@cyberfluf (5005)
• Netherlands
3 Mar 09
What can I add, James? I totally agree with you on this one. We should teach our children to be carefull with animals, especially animals they don't know. I am also in favour of never letting a child run up to an animal or start petting an animal before asking the owner first. There is indeed a difference between biting out of defence and pain other than going around biting for no reason. There is basicly nothing more for me to add here, lovely response. Keep them coming
• Sweden
2 Mar 09
In Sweden, where I live, I´m , as owner of the dog, is responsible for everyyhing that the dog does. For instans, if somebody, gets into my garden, and my dog bites them there, to protect me, I´m responsible for the injure on the person who entered my garden.... That´s Swedish law, and it´s sucks, I think. But ofcourse , if my dogs are out my property, I think it´s right, mean dog shouldn´t be allowed there, without proper safty thinking.
1 person likes this
@cyberfluf (5005)
• Netherlands
3 Mar 09
I think if a dog bites a person to defend you it's a whole other story aswell. People shouldn't just approach a dog without asking if that is ok first.
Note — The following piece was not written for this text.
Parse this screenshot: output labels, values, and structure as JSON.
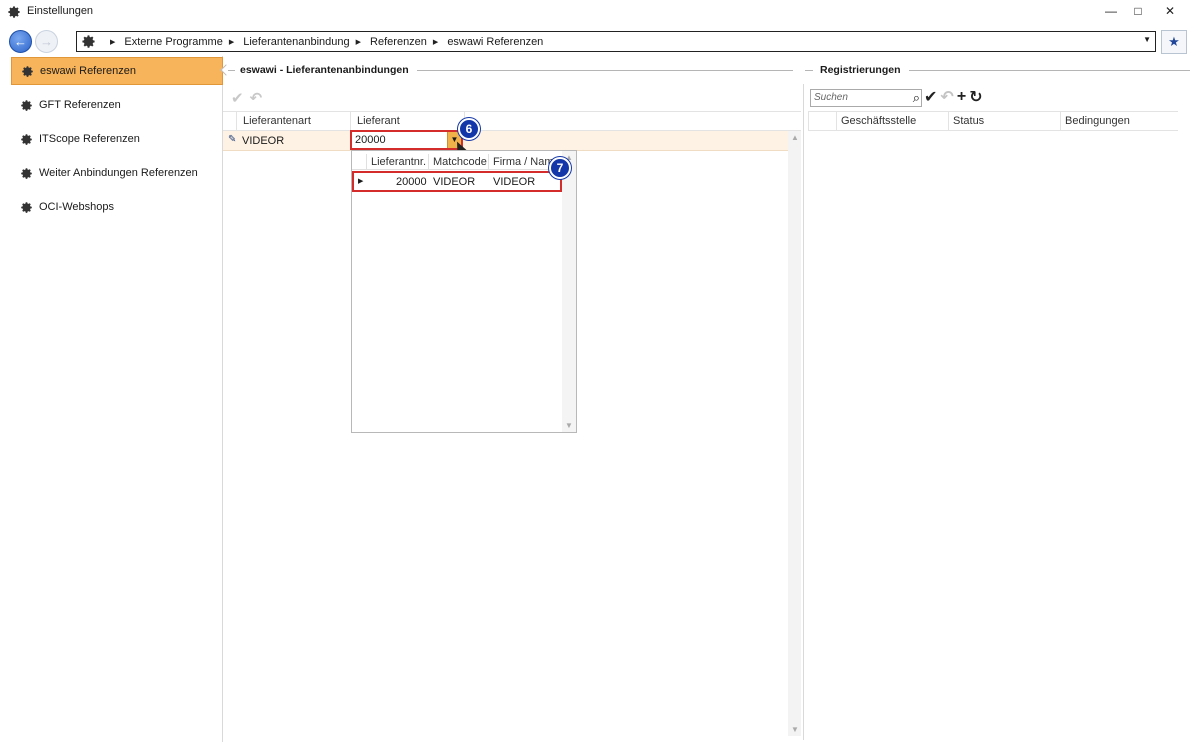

Here in Holland we are responsible aswell, even when the other person has taken stupid actions to tick of the dog. It's a bit of a crooked law..
• United States
2 Mar 09
To be completely honest, and this is one of my strong opinions, if my dog were to intentionally bite anyone for no reason at all, I would have it euthanized. I would never take any risks with it, because it'll be so likely(not all the time) it'll do it again.
1 person likes this
@cyberfluf (5005)
• Netherlands
2 Mar 09
I respect that choice, the dog is indeed a dangerous subject. Unfortunatly in Holland it's not allways possible to have a dog euthanized because it bit someone (on the other hand, a good thing because you can't just go around having dogs put down for some reason). They first get a peronality test and if the dog is vicious it is put down straight away. If it bites because it is scared or something like that, they will recommend taking a class with it and putting on a muzzle for the time being. If the dog feels save in your home and doesn't bite anyone there, a muzzle is also suggested. I do share the feeling that I wouldn't feel save around that dog anymore.
• United States
1 Mar 09
it would not matter to me weither my dog bit my kids or someone elses dog. it still bit a kids and i would get rid of it. i would not be able to live with myself if my dog bit someone. it wouldn't matter who it was. i would have to get rid of the dog.
1 person likes this
@cyberfluf (5005)
• Netherlands
2 Mar 09
I agree that it doesn't change anything about the fact that the dog has bitten someone, and therefor needs some serious rehabilitation and shouldn't be in a family with kids anymore. I share that opinion, and I am curious to see if there are people who can convince me of the other side. I wonder if there are (m)any people that believe otherwise... let's waitte and see.